(Host) The Environmental Protection Agency is working closely with the state to put together a new cleanup proposal for Lake Champlain.
Last month, the EPA rejected Vermont’s 9-year-old plan for reducing phosphorous pollution in the lake, saying it doesn’t meet federal regulations.
The Conservation Law Foundation had filed a lawsuit against the EPA, arguing that the phosphorus limits set by Vermont’s plan were not stringent enough, and that the effects of climate change were not factored in.
CLF vice president and director Chris Kilian explaines what the foundation expects from a new plan:
(Kilian) "We need to see significant improvements in pollution control at all source categories, whether it’s dairy farms or development activities. And certainly the direct discharge of phosphorous from sewage treatment plants have to be controlled."
(Host) David Mears is the new commissioner for the Department of Environmental Conservation. He says a new plan doesn’t necessarily mean that big changes are imminent for farms and treatment plants.
(Mears) I don’t anticipate dramatic new regulations. In some ways, the issue is one of enforcement.

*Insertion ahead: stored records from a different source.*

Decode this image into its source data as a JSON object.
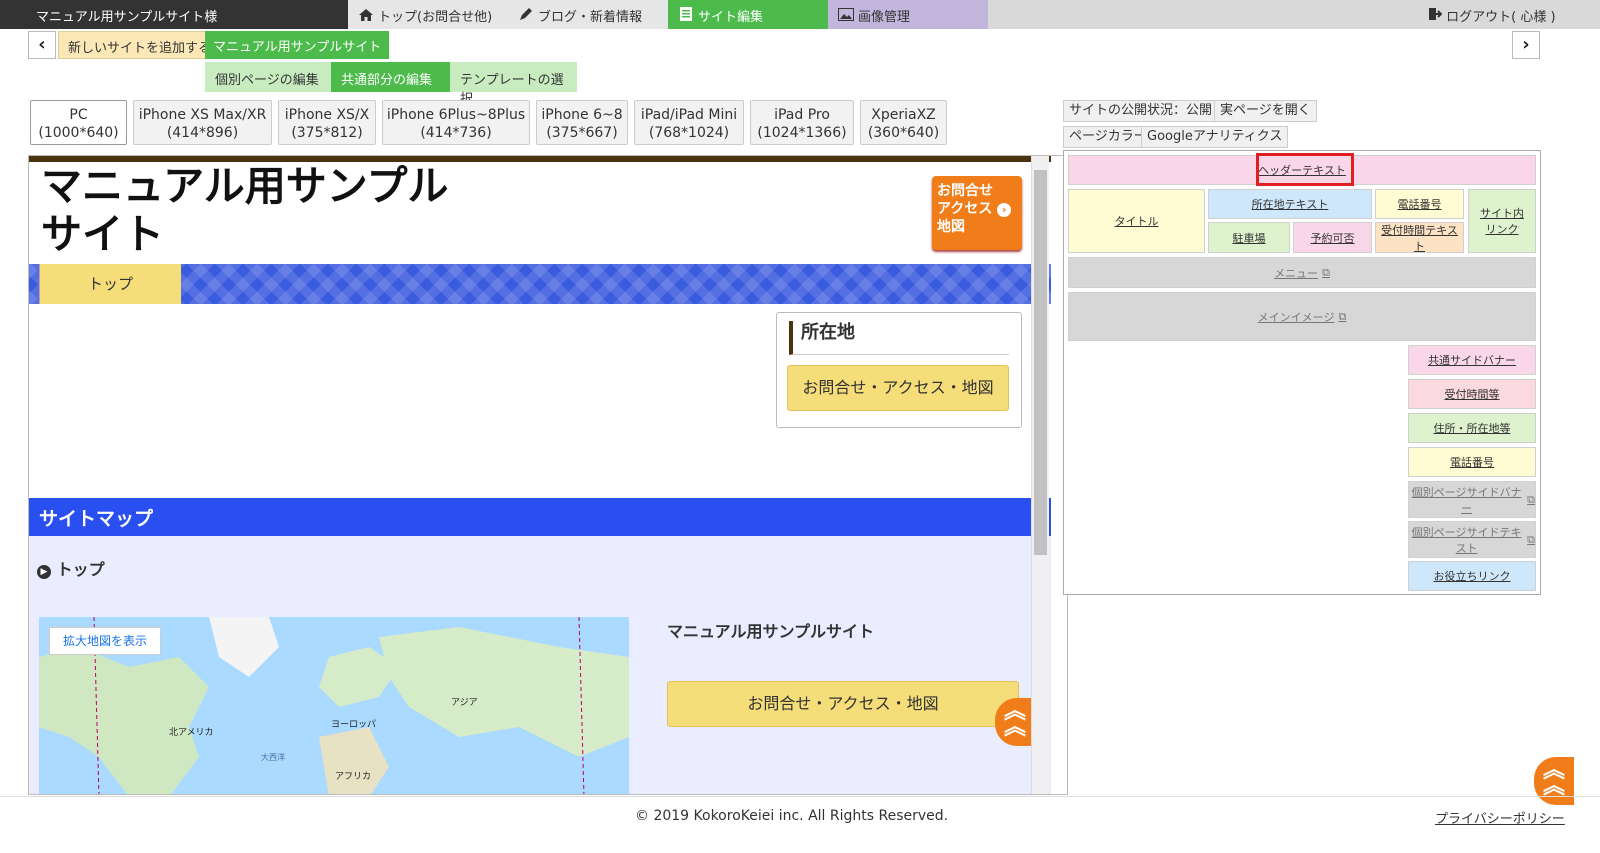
{
  "topbar": {
    "site_name": "マニュアル用サンプルサイト様",
    "tabs": [
      {
        "label": "トップ(お問合せ他)",
        "icon": "home-icon"
      },
      {
        "label": "ブログ・新着情報",
        "icon": "pen-icon"
      },
      {
        "label": "サイト編集",
        "icon": "document-icon"
      },
      {
        "label": "画像管理",
        "icon": "image-icon"
      }
    ],
    "logout_label": "ログアウト( 心様 )"
  },
  "site_row": {
    "add_site": "新しいサイトを追加する",
    "current_site": "マニュアル用サンプルサイト"
  },
  "subtabs": {
    "individual": "個別ページの編集",
    "common": "共通部分の編集",
    "template": "テンプレートの選択"
  },
  "devices": [
    {
      "name": "PC",
      "size": "(1000*640)"
    },
    {
      "name": "iPhone XS Max/XR",
      "size": "(414*896)"
    },
    {
      "name": "iPhone XS/X",
      "size": "(375*812)"
    },
    {
      "name": "iPhone 6Plus~8Plus",
      "size": "(414*736)"
    },
    {
      "name": "iPhone 6~8",
      "size": "(375*667)"
    },
    {
      "name": "iPad/iPad Mini",
      "size": "(768*1024)"
    },
    {
      "name": "iPad Pro",
      "size": "(1024*1366)"
    },
    {
      "name": "XperiaXZ",
      "size": "(360*640)"
    }
  ],
  "preview": {
    "site_title_line1": "マニュアル用サンプル",
    "site_title_line2": "サイト",
    "contact_btn": [
      "お問合せ",
      "アクセス",
      "地図"
    ],
    "nav_top": "トップ",
    "location_title": "所在地",
    "location_btn": "お問合せ・アクセス・地図",
    "sitemap_title": "サイトマップ",
    "sitemap_top": "トップ",
    "map_button": "拡大地図を表示",
    "map_labels": [
      "北アメリカ",
      "ヨーロッパ",
      "アジア",
      "大西洋",
      "アフリカ"
    ],
    "site_name": "マニュアル用サンプルサイト",
    "contact2_btn": "お問合せ・アクセス・地図"
  },
  "right_panel": {
    "publish_status": "サイトの公開状況：公開",
    "open_page": "実ページを開く",
    "page_color": "ページカラー",
    "google_analytics": "Googleアナリティクス",
    "blocks": {
      "header_text": "ヘッダーテキスト",
      "title": "タイトル",
      "location_text": "所在地テキスト",
      "phone_number": "電話番号",
      "site_link": "サイト内リンク",
      "parking": "駐車場",
      "reservation": "予約可否",
      "hours_text": "受付時間テキスト",
      "menu": "メニュー",
      "main_image": "メインイメージ",
      "common_banner": "共通サイドバナー",
      "hours": "受付時間等",
      "address": "住所・所在地等",
      "phone2": "電話番号",
      "individual_banner": "個別ページサイドバナー",
      "individual_text": "個別ページサイドテキスト",
      "useful_links": "お役立ちリンク"
    }
  },
  "footer": {
    "copyright": "© 2019 KokoroKeiei inc. All Rights Reserved.",
    "privacy": "プライバシーポリシー"
  }
}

(Host) The EPA and the state are still in the beginning stages of developing a new plan to reduce pollution in the lake. Mears says that could take about a year.